**EXERCISE MATERIALS**

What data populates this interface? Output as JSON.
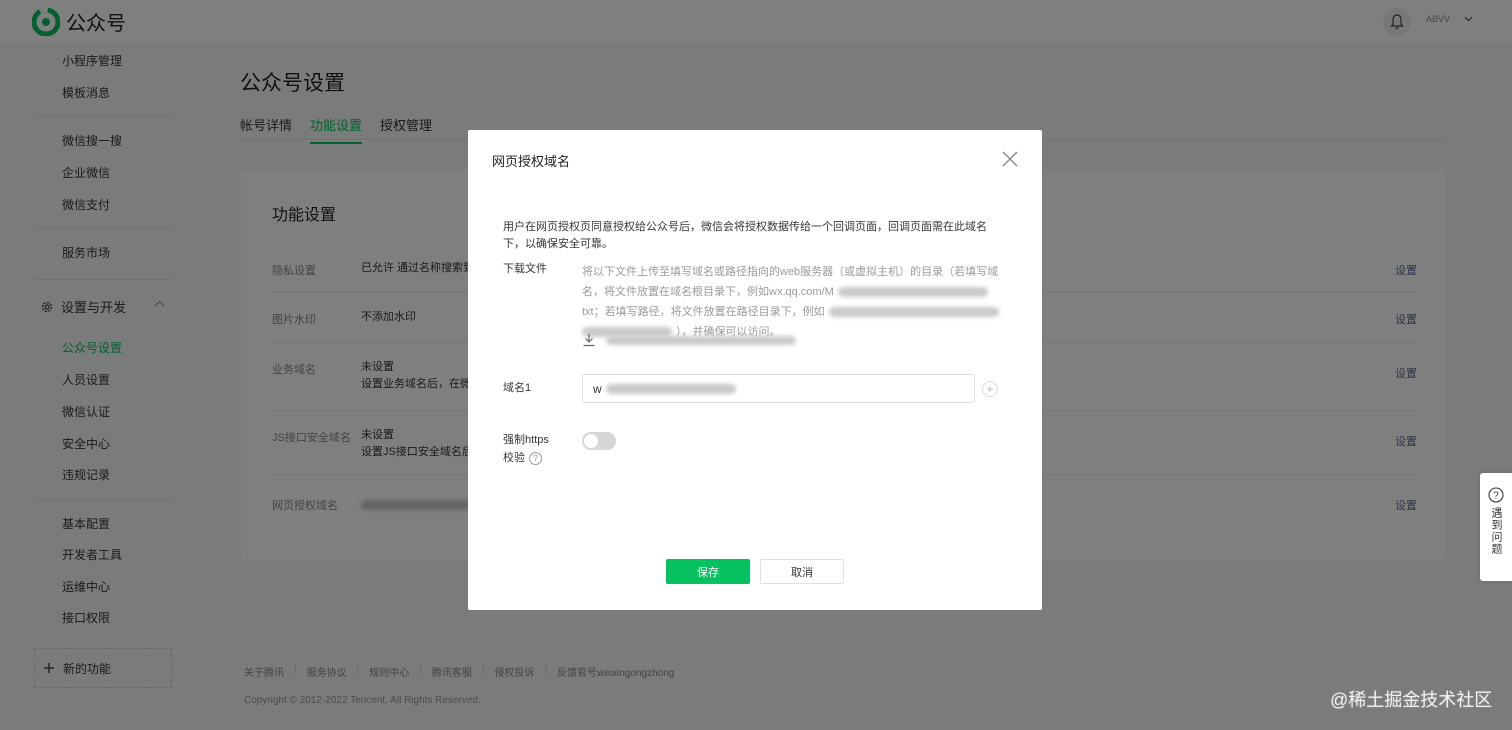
{
  "header": {
    "app_title": "公众号",
    "user_name": "ABVV"
  },
  "sidebar": {
    "items_top": [
      "小程序管理",
      "模板消息"
    ],
    "items_mid": [
      "微信搜一搜",
      "企业微信",
      "微信支付"
    ],
    "items_market": [
      "服务市场"
    ],
    "group_label": "设置与开发",
    "group_items": [
      "公众号设置",
      "人员设置",
      "微信认证",
      "安全中心",
      "违规记录"
    ],
    "items_dev": [
      "基本配置",
      "开发者工具",
      "运维中心",
      "接口权限"
    ],
    "new_feature": "新的功能"
  },
  "main": {
    "page_title": "公众号设置",
    "tabs": [
      "帐号详情",
      "功能设置",
      "授权管理"
    ],
    "panel_title": "功能设置",
    "rows": [
      {
        "label": "隐私设置",
        "value": "已允许 通过名称搜索到",
        "action": "设置"
      },
      {
        "label": "图片水印",
        "value": "不添加水印",
        "action": "设置"
      },
      {
        "label": "业务域名",
        "value": "未设置",
        "value2": "设置业务域名后，在微",
        "action": "设置"
      },
      {
        "label": "JS接口安全域名",
        "value": "未设置",
        "value2": "设置JS接口安全域名后",
        "action": "设置"
      },
      {
        "label": "网页授权域名",
        "value": "",
        "action": "设置"
      }
    ]
  },
  "footer": {
    "links": [
      "关于腾讯",
      "服务协议",
      "规则中心",
      "腾讯客服",
      "侵权投诉",
      "反馈官号weixingongzhong"
    ],
    "copyright": "Copyright © 2012-2022 Tencent. All Rights Reserved.",
    "watermark": "@稀土掘金技术社区"
  },
  "help": {
    "label": "遇到问题"
  },
  "modal": {
    "title": "网页授权域名",
    "description": "用户在网页授权页同意授权给公众号后，微信会将授权数据传给一个回调页面，回调页面需在此域名下，以确保安全可靠。",
    "download_label": "下载文件",
    "download_line1": "将以下文件上传至填写域名或路径指向的web服务器（或虚拟主机）的目录（若填写域",
    "download_line2": "名，将文件放置在域名根目录下，例如wx.qq.com/M",
    "download_line3": "txt；若填写路径，将文件放置在路径目录下，例如",
    "download_line4": "），并确保可以访问。",
    "domain_label": "域名1",
    "domain_value": "w",
    "https_label_1": "强制https",
    "https_label_2": "校验",
    "https_enabled": false,
    "save_label": "保存",
    "cancel_label": "取消"
  },
  "colors": {
    "brand_green": "#07c160",
    "link_blue": "#576b95"
  }
}
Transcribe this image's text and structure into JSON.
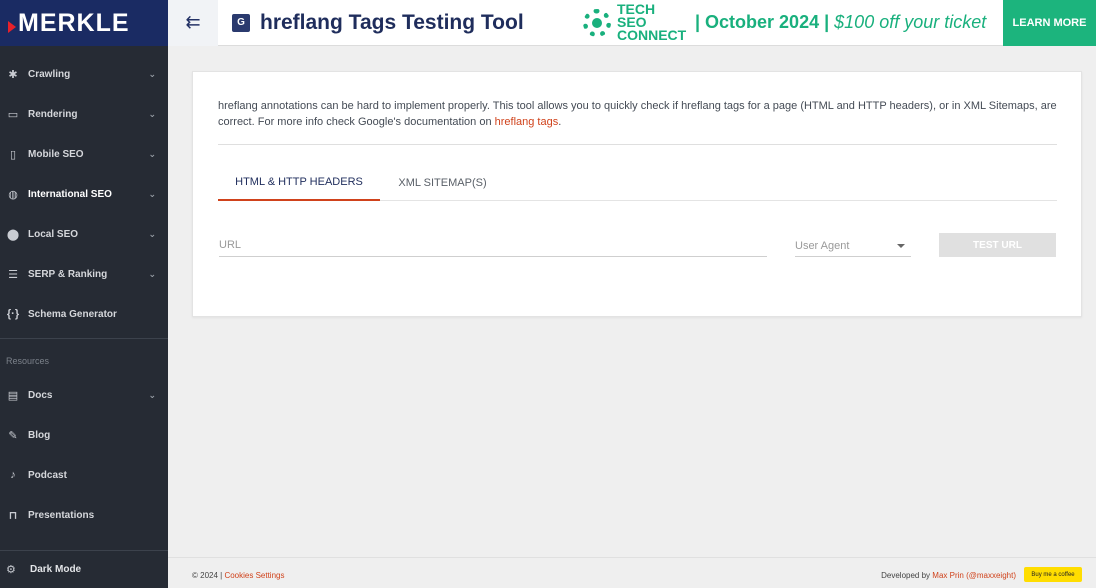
{
  "brand": {
    "logo_text": "MERKLE"
  },
  "sidebar": {
    "items": [
      {
        "label": "Crawling",
        "icon": "bug-icon",
        "has_chevron": true
      },
      {
        "label": "Rendering",
        "icon": "monitor-icon",
        "has_chevron": true
      },
      {
        "label": "Mobile SEO",
        "icon": "mobile-icon",
        "has_chevron": true
      },
      {
        "label": "International SEO",
        "icon": "globe-icon",
        "has_chevron": true,
        "active": true
      },
      {
        "label": "Local SEO",
        "icon": "map-pin-icon",
        "has_chevron": true
      },
      {
        "label": "SERP & Ranking",
        "icon": "list-icon",
        "has_chevron": true
      },
      {
        "label": "Schema Generator",
        "icon": "braces-icon",
        "has_chevron": false
      }
    ],
    "resources_label": "Resources",
    "resources": [
      {
        "label": "Docs",
        "icon": "docs-icon",
        "has_chevron": true
      },
      {
        "label": "Blog",
        "icon": "pencil-icon",
        "has_chevron": false
      },
      {
        "label": "Podcast",
        "icon": "microphone-icon",
        "has_chevron": false
      },
      {
        "label": "Presentations",
        "icon": "presentation-icon",
        "has_chevron": false
      }
    ],
    "dark_mode_label": "Dark Mode"
  },
  "header": {
    "title": "hreflang Tags Testing Tool",
    "promo": {
      "brand_line1": "TECH SEO",
      "brand_line2": "CONNECT",
      "date_text": "| October 2024 |",
      "offer_text": "$100 off your ticket"
    },
    "cta_label": "LEARN MORE"
  },
  "card": {
    "intro_text": "hreflang annotations can be hard to implement properly. This tool allows you to quickly check if hreflang tags for a page (HTML and HTTP headers), or in XML Sitemaps, are correct. For more info check Google's documentation on ",
    "intro_link": "hreflang tags",
    "intro_end": ".",
    "tabs": [
      {
        "label": "HTML & HTTP HEADERS",
        "active": true
      },
      {
        "label": "XML SITEMAP(S)",
        "active": false
      }
    ],
    "url_placeholder": "URL",
    "user_agent_placeholder": "User Agent",
    "test_button_label": "TEST URL"
  },
  "footer": {
    "copyright": "© 2024 | ",
    "cookies_link": "Cookies Settings",
    "developed_by": "Developed by ",
    "developer_name": "Max Prin",
    "developer_handle": "(@maxxeight)",
    "coffee_label": "Buy me a coffee"
  },
  "colors": {
    "sidebar_bg": "#262b34",
    "logo_bg": "#1a2b63",
    "accent_orange": "#d0421b",
    "promo_green": "#1cb47d",
    "title_navy": "#1f2d5c"
  }
}
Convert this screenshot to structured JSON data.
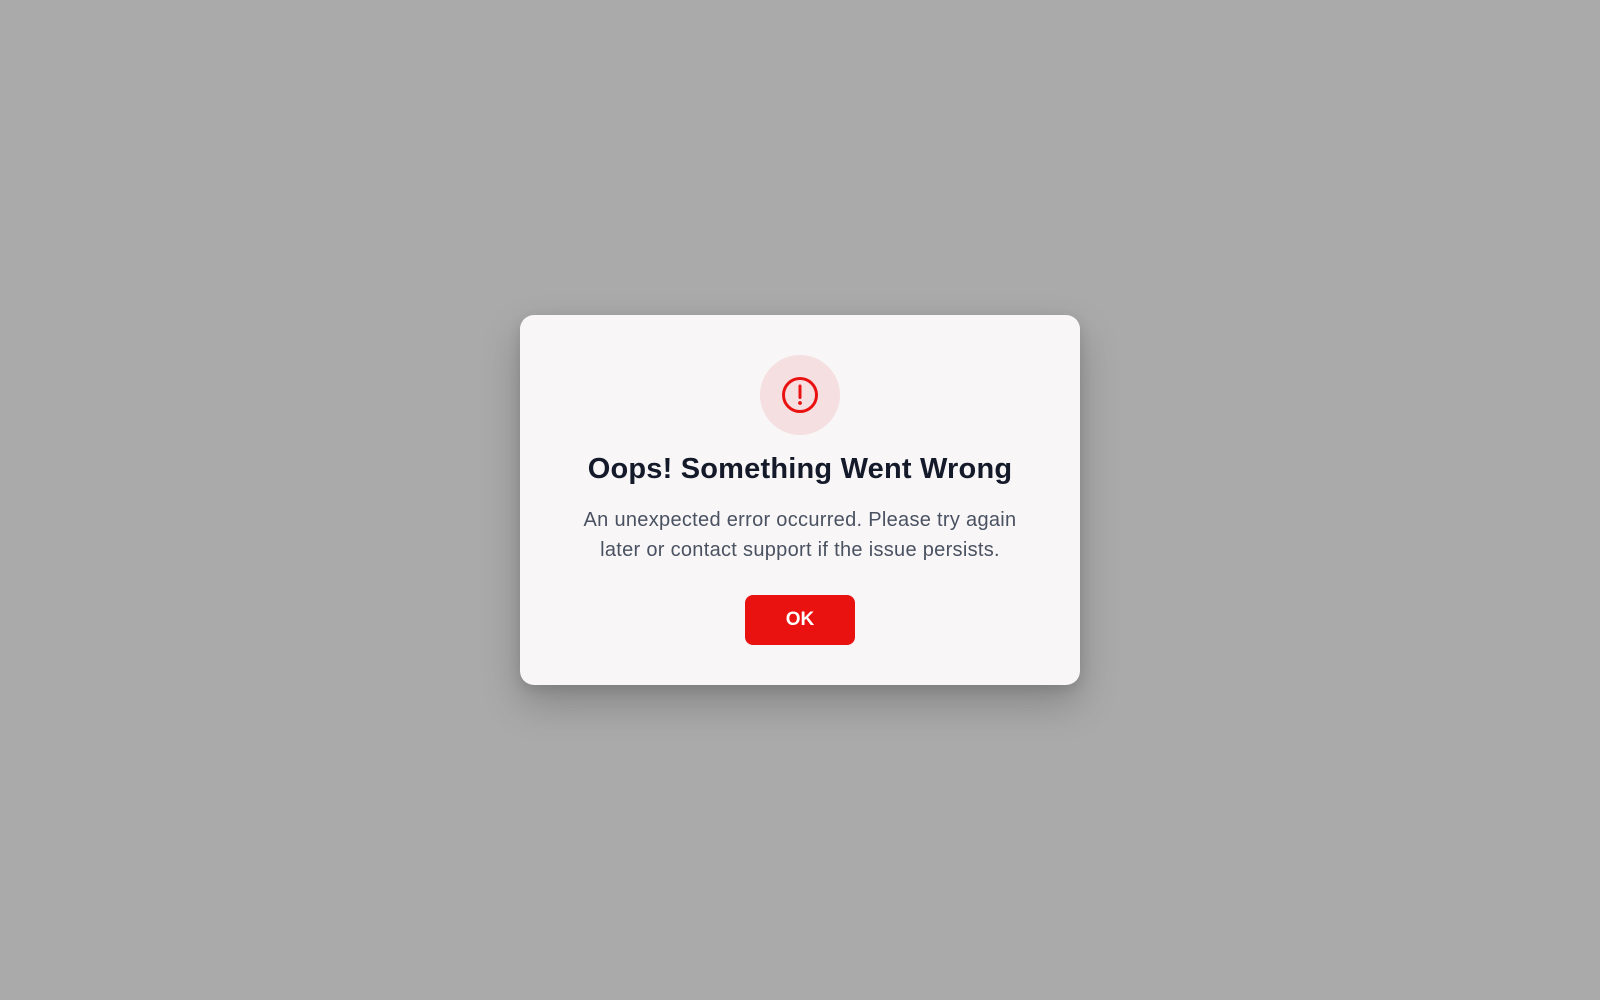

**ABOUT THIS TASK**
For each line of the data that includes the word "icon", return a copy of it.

**ANSWER TO THIS PROBLEM**
        "icon": "bug-icon",
        "icon": "monitor-icon",
        "icon": "mobile-icon",
        "icon": "globe-icon",
        "icon": "map-pin-icon",
        "icon": "list-icon",
        "icon": "braces-icon",
        "icon": "docs-icon",
        "icon": "pencil-icon",
        "icon": "microphone-icon",
        "icon": "presentation-icon",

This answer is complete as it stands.